Data records
------------------------------------------------------------
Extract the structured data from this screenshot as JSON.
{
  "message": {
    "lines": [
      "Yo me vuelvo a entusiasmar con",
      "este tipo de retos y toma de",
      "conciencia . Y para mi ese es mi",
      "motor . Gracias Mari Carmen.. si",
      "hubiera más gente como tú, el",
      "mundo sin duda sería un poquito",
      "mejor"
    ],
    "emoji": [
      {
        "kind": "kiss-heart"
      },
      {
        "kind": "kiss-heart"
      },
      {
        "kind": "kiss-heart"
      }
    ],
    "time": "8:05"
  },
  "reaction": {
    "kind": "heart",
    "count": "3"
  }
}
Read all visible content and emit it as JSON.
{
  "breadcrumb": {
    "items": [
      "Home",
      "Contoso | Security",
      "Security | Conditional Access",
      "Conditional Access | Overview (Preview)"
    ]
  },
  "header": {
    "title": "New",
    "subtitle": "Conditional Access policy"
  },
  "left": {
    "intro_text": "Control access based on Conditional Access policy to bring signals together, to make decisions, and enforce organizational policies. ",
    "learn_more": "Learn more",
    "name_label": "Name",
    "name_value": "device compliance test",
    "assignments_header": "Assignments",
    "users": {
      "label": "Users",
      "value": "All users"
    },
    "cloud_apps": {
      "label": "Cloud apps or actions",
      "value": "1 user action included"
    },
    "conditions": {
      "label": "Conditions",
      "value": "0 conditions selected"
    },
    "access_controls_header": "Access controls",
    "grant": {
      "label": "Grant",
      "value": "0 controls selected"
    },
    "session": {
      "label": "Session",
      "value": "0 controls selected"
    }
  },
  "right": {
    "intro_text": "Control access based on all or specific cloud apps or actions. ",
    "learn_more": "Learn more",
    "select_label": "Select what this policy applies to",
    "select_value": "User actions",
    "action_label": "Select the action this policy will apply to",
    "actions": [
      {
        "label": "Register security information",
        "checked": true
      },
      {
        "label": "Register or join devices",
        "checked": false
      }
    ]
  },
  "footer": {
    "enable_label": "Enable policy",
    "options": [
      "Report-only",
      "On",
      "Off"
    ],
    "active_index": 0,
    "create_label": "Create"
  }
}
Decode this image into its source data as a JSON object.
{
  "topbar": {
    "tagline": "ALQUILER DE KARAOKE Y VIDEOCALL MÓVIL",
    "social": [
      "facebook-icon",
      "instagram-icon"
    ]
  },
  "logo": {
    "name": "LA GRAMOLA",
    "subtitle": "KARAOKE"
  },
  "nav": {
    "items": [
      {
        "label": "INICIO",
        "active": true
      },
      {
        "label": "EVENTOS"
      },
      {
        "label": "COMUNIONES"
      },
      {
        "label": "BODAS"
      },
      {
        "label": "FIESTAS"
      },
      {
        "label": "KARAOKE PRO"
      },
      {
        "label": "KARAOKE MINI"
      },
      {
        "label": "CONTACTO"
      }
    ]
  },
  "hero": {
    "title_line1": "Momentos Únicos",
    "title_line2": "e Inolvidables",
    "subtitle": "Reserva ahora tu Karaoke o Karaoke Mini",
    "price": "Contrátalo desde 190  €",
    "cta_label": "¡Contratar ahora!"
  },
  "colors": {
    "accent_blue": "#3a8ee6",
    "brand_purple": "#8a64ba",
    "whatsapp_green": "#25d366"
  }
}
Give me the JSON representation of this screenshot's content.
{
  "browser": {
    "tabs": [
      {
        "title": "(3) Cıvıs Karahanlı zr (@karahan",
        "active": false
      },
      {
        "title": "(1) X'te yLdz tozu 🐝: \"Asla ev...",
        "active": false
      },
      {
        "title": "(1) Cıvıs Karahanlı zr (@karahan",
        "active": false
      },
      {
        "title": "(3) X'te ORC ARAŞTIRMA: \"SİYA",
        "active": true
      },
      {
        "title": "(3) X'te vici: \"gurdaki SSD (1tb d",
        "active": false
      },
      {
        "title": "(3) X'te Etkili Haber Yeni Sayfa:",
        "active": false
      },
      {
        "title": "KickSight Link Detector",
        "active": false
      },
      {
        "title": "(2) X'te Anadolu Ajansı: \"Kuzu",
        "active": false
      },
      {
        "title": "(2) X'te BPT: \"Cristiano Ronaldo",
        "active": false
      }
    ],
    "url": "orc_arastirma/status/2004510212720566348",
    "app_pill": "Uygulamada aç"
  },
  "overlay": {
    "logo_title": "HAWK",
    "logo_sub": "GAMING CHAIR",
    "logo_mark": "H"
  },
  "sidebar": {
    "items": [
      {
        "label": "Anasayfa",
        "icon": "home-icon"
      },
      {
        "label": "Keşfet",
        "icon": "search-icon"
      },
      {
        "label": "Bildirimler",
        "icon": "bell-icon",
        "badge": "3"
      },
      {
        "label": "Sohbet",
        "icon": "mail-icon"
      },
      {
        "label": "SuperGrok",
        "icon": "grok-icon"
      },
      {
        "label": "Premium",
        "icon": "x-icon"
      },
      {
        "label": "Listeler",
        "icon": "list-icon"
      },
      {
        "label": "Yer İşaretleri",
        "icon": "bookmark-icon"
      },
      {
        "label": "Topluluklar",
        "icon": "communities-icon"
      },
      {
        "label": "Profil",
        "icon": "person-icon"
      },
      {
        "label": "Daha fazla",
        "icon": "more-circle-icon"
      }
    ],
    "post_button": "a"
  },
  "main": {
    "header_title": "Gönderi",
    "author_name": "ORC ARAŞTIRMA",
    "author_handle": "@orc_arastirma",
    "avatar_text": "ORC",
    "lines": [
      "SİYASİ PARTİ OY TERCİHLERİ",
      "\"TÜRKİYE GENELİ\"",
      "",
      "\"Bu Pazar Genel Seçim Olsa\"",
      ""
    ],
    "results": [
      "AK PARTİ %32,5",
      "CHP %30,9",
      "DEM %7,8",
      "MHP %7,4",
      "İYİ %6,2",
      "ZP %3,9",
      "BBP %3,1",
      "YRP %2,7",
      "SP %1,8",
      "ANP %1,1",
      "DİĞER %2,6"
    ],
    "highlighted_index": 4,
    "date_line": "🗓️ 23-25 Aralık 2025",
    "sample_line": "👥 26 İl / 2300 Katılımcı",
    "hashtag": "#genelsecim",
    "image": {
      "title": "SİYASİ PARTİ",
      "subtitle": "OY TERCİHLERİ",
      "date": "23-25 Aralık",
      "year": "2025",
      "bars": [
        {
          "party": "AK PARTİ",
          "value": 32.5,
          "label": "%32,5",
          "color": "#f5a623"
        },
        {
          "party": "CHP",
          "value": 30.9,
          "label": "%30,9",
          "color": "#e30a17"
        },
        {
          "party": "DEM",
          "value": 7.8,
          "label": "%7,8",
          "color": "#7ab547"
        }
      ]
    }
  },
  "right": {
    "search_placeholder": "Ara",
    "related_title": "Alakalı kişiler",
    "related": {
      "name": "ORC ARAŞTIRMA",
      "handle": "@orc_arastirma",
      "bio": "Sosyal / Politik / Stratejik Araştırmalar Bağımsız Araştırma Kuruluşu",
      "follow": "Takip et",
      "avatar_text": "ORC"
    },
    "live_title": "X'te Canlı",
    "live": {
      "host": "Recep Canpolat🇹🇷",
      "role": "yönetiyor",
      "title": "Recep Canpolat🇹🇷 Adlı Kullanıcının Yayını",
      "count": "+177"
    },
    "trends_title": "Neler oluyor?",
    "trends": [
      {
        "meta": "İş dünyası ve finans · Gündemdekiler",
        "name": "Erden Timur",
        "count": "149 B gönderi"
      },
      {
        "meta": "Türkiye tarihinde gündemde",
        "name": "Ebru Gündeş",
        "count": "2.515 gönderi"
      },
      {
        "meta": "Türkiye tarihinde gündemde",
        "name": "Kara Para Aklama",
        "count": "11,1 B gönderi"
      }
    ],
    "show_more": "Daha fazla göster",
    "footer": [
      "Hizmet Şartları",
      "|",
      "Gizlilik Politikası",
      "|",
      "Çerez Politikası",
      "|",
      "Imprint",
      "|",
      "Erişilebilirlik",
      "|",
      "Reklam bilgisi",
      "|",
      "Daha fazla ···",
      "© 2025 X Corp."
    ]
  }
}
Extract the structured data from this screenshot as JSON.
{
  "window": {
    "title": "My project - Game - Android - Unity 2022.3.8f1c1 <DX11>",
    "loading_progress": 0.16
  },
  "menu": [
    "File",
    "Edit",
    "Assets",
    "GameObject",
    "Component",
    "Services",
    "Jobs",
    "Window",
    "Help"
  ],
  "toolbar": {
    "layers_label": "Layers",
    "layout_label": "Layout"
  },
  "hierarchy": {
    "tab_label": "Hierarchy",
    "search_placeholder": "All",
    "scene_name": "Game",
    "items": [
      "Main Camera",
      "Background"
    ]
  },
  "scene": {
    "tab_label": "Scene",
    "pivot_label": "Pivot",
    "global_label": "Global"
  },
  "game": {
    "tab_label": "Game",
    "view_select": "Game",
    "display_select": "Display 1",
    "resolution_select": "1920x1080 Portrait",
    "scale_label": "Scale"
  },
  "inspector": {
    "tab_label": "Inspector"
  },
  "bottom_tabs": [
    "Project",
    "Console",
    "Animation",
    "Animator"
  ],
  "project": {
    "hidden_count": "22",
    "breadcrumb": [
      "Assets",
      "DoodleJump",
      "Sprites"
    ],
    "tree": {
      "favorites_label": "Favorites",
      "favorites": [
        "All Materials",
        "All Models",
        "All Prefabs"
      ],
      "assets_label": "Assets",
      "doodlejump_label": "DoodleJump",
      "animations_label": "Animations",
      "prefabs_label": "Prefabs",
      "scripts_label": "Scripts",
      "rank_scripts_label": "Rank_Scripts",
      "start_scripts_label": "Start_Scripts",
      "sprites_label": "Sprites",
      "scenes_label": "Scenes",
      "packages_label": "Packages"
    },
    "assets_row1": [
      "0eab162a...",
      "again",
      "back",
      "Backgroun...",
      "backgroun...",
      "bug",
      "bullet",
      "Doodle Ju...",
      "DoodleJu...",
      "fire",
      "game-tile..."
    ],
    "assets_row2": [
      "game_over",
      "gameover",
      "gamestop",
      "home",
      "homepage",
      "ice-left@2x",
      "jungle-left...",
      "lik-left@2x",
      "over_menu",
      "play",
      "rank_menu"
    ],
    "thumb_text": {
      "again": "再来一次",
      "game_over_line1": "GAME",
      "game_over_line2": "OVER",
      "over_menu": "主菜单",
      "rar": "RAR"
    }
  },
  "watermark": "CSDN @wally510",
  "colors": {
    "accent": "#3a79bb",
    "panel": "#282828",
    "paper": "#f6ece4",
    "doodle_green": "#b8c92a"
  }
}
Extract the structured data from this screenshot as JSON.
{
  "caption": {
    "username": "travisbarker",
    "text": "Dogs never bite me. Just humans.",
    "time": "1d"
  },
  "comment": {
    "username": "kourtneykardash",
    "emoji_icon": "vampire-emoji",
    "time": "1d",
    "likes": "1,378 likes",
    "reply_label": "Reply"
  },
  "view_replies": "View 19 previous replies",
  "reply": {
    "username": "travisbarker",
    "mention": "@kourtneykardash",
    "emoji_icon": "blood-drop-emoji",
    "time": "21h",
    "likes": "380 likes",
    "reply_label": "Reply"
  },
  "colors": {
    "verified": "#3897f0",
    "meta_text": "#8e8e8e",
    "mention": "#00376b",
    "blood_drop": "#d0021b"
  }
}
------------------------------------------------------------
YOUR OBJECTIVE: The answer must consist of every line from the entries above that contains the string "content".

THE ANSWER:
Read all visible content and emit it as JSON.
Give me the JSON representation of this screenshot's content.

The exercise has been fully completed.